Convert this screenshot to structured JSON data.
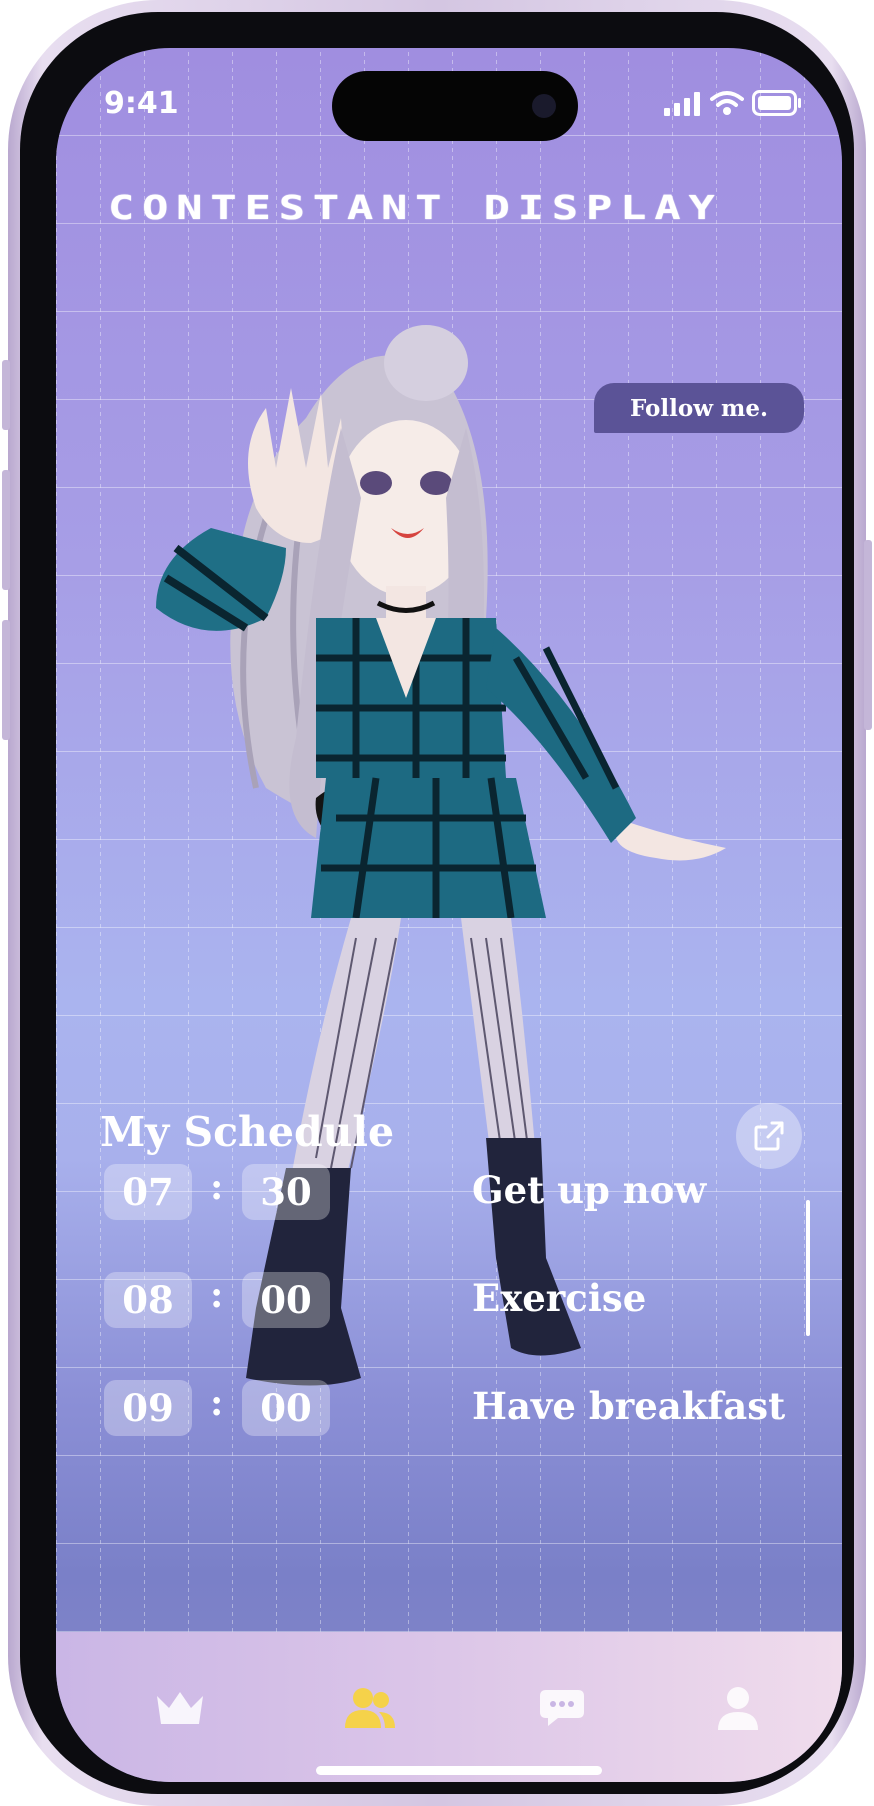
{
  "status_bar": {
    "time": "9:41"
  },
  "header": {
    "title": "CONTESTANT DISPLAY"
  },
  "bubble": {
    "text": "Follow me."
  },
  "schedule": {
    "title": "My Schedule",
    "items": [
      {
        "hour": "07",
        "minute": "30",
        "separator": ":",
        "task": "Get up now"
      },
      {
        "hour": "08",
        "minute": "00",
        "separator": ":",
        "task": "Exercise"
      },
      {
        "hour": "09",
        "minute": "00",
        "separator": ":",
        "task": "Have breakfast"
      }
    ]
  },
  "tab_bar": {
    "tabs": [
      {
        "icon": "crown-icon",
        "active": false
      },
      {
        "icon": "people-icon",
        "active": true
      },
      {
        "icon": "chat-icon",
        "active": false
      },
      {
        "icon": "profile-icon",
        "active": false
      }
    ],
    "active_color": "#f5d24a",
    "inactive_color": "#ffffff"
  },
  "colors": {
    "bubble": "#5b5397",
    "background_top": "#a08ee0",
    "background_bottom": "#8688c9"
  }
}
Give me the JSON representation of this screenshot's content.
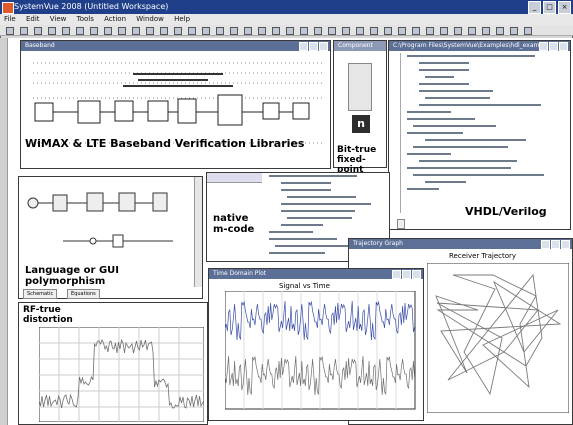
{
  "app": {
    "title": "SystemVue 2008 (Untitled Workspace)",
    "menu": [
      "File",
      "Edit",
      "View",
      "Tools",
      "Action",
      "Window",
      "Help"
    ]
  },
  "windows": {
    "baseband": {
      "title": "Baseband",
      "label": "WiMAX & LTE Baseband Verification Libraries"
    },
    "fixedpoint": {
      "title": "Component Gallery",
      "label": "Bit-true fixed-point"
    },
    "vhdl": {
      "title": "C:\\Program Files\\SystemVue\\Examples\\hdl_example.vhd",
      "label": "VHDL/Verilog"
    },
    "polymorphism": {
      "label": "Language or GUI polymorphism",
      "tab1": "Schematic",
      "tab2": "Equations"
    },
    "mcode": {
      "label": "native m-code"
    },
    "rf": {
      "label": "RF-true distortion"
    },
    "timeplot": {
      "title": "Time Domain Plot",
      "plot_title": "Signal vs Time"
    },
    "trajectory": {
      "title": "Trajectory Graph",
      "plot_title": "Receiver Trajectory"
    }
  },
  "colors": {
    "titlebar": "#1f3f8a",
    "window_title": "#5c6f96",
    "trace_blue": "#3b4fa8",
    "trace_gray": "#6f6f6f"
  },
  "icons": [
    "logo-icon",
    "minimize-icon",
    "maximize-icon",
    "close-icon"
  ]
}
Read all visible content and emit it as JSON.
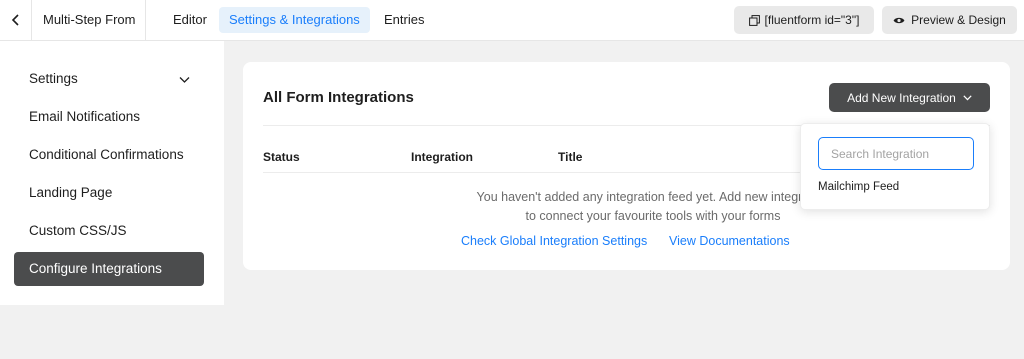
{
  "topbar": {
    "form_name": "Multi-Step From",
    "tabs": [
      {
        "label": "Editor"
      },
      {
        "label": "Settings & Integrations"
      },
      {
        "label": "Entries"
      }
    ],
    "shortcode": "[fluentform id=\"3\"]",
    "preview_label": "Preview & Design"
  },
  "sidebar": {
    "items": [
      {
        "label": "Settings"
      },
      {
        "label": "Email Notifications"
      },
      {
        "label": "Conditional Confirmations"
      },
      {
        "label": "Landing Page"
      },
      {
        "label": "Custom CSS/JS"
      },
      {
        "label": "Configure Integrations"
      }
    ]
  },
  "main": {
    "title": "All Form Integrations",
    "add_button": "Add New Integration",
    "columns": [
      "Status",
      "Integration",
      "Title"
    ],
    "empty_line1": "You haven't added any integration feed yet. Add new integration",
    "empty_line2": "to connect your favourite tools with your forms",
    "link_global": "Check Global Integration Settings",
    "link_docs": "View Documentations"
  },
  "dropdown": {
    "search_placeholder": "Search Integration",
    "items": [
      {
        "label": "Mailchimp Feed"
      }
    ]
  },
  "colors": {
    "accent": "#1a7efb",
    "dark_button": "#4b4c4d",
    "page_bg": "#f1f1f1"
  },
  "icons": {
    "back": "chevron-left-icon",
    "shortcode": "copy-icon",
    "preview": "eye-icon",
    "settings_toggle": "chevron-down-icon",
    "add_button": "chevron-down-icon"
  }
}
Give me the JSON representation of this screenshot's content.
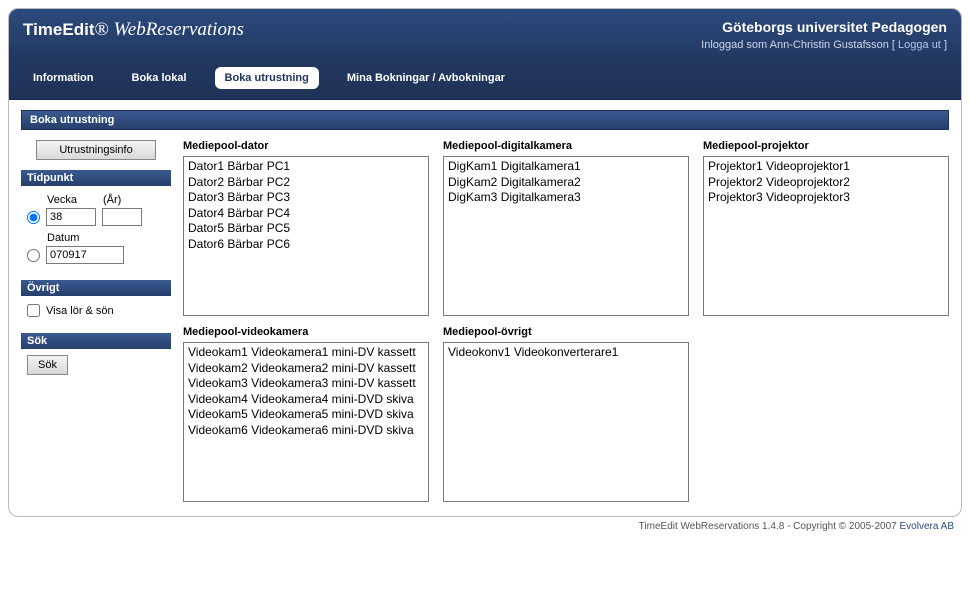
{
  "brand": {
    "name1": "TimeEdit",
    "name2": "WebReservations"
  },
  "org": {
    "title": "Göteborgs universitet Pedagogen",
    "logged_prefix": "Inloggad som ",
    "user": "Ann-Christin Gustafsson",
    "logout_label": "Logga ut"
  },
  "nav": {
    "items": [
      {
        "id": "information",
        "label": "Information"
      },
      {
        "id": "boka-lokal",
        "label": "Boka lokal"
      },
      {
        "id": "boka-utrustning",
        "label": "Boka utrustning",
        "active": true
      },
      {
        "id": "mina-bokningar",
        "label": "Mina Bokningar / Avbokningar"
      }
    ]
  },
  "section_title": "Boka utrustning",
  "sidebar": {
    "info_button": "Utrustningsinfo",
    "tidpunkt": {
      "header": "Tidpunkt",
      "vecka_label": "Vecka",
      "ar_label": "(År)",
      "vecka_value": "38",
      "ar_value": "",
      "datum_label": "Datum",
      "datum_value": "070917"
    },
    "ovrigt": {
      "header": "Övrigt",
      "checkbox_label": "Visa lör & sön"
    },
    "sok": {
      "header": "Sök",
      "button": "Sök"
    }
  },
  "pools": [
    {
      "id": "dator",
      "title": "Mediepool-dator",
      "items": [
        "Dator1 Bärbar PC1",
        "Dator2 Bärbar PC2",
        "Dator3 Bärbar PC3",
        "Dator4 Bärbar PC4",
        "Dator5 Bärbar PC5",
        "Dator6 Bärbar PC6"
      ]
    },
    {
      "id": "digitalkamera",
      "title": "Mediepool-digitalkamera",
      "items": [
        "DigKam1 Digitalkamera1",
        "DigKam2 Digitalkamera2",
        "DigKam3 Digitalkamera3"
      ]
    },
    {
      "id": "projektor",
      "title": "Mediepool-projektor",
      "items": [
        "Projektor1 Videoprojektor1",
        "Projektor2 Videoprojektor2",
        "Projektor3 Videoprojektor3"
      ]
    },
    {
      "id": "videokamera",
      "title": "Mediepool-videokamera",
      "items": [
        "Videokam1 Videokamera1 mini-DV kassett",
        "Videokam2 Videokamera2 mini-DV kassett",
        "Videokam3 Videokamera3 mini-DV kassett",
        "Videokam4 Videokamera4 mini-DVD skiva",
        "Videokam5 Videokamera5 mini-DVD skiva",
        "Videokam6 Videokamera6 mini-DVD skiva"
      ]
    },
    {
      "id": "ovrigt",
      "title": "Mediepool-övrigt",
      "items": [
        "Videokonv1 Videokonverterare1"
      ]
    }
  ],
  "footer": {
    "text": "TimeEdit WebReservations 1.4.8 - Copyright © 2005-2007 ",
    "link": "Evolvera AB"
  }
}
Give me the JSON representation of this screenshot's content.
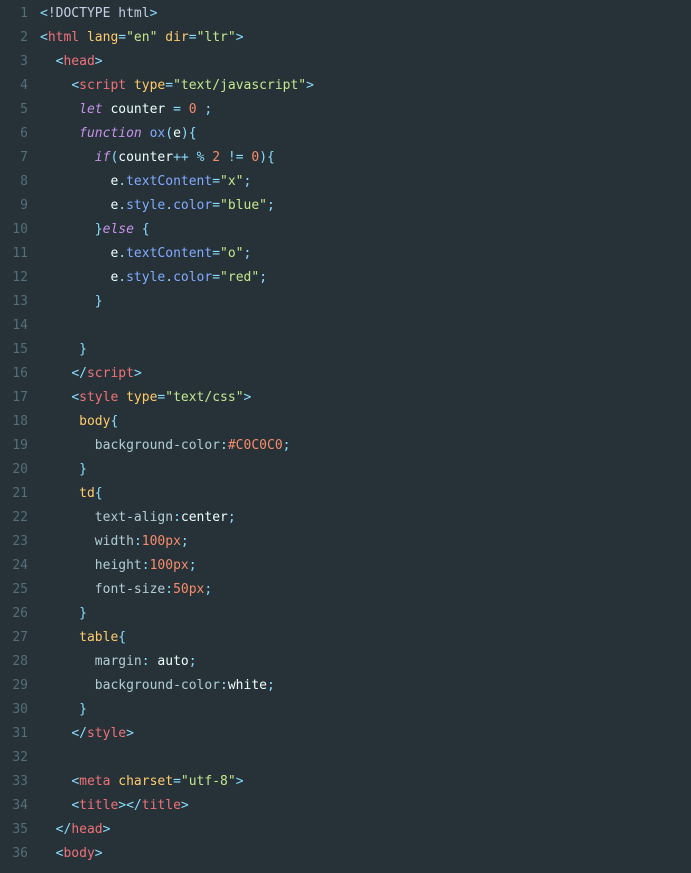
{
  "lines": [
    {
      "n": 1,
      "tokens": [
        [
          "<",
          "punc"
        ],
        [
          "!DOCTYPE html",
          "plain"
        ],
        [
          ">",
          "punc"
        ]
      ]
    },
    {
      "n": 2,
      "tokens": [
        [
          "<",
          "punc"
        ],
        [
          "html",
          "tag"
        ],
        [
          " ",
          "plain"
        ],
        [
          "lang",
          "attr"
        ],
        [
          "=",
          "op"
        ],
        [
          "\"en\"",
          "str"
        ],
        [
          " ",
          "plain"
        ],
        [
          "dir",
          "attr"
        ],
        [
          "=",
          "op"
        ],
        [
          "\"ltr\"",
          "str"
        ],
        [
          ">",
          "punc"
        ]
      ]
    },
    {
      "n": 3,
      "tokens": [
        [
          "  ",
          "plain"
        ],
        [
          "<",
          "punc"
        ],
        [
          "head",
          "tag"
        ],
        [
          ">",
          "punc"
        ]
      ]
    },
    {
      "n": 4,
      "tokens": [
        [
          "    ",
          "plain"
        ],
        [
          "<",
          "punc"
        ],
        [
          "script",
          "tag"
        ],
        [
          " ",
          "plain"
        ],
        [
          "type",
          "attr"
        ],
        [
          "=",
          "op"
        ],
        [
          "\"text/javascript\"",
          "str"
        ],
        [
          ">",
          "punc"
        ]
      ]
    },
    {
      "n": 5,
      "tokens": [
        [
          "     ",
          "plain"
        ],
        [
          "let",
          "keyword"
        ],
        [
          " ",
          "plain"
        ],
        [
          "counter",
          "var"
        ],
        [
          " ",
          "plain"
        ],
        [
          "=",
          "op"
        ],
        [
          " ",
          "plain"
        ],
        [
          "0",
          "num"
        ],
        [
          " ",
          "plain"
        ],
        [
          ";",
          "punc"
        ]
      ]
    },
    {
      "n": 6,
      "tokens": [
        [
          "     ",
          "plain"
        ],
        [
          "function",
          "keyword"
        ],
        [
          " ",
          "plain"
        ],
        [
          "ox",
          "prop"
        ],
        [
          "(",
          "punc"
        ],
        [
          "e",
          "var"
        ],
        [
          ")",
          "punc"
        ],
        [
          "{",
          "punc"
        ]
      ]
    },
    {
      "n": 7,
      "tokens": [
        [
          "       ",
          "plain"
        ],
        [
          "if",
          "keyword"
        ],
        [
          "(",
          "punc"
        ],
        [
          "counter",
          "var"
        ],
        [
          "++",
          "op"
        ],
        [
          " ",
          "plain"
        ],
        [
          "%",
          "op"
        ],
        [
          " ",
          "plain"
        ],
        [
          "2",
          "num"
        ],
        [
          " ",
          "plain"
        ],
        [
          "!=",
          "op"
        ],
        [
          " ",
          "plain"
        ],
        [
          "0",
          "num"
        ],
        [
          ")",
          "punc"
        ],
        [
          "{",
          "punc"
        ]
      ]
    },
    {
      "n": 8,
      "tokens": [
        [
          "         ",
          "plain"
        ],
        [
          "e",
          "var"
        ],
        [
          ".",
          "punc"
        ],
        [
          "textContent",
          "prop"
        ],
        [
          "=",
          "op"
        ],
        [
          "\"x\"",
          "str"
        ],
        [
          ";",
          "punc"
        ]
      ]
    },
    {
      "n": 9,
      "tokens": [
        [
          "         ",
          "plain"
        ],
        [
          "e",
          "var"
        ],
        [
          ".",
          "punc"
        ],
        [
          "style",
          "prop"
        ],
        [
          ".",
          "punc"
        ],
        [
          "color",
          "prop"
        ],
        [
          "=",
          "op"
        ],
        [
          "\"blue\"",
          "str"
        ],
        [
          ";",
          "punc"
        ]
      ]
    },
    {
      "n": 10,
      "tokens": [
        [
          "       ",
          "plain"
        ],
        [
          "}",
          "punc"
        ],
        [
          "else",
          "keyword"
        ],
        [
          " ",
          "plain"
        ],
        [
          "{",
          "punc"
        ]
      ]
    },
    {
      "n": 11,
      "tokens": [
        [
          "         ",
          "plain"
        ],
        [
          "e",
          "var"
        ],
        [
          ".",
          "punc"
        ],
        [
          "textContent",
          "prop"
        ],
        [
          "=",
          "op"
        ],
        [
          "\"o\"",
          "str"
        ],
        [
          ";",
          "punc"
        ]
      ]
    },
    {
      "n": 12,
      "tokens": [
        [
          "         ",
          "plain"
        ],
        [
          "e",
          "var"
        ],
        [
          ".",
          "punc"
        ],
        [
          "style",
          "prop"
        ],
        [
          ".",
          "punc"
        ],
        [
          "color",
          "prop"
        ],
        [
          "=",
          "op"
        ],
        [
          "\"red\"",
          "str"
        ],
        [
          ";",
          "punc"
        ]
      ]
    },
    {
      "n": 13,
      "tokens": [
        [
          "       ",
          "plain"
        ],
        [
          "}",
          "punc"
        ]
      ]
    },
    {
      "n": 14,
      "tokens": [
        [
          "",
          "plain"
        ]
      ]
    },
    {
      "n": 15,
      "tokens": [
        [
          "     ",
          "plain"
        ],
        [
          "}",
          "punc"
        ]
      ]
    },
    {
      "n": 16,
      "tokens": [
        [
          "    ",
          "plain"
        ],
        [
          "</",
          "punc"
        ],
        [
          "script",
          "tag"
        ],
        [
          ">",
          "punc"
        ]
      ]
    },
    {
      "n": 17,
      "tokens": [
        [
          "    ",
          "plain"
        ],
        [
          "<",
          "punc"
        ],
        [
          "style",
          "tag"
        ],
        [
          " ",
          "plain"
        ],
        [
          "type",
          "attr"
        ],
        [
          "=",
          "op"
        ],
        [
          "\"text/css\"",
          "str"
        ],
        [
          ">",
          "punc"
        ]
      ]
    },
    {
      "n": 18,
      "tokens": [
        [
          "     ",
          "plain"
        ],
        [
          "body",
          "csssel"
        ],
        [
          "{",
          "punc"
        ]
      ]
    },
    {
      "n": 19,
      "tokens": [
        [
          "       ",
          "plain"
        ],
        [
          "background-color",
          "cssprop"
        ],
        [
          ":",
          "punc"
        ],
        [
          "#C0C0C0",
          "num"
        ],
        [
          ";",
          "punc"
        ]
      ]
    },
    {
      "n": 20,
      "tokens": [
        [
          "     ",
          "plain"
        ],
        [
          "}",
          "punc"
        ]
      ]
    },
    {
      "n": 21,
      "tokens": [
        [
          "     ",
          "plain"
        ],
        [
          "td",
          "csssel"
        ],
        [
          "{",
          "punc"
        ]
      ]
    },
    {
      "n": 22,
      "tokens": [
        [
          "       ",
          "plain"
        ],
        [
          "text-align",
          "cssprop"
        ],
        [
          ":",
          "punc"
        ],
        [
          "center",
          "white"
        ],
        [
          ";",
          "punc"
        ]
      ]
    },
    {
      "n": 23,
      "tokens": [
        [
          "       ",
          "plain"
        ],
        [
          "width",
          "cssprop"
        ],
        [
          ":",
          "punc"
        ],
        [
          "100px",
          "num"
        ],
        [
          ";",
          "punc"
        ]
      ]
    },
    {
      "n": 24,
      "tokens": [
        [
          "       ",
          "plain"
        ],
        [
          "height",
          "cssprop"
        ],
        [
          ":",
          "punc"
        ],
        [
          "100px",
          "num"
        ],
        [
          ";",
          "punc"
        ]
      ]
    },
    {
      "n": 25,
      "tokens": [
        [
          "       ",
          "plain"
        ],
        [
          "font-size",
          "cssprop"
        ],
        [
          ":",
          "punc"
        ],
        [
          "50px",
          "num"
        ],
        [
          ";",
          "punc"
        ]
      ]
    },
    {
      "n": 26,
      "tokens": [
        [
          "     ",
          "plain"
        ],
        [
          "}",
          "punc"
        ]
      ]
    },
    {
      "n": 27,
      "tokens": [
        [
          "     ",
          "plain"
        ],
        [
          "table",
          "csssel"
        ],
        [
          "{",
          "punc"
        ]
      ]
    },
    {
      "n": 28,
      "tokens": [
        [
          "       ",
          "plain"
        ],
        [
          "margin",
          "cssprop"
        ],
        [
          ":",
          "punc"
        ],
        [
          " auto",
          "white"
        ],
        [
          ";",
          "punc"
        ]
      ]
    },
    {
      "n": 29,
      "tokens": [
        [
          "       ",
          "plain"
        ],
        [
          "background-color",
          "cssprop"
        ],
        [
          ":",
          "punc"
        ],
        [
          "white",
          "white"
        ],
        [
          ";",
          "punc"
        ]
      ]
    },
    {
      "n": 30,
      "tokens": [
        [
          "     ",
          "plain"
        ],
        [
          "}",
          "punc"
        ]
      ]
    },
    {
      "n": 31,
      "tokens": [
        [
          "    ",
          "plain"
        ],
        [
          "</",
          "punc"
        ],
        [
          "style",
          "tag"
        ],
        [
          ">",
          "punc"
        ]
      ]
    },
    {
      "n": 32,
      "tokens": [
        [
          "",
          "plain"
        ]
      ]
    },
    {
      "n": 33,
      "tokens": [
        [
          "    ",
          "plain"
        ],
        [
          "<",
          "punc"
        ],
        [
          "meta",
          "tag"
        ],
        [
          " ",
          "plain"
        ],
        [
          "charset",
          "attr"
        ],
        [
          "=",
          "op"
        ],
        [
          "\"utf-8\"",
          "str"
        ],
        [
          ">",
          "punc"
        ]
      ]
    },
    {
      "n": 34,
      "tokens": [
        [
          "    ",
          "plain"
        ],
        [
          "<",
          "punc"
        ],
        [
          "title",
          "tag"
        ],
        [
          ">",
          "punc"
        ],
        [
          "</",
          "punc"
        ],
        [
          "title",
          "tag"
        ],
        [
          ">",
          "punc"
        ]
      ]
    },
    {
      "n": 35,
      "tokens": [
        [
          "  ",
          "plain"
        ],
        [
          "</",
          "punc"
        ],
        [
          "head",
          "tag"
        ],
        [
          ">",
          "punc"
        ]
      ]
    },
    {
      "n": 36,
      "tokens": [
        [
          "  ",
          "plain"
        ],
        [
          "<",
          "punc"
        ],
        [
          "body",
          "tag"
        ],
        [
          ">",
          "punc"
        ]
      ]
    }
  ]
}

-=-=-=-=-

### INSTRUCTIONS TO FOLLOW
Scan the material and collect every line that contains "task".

### ANSWER
        "task": "Get up now"
        "task": "Exercise"
        "task": "Have breakfast"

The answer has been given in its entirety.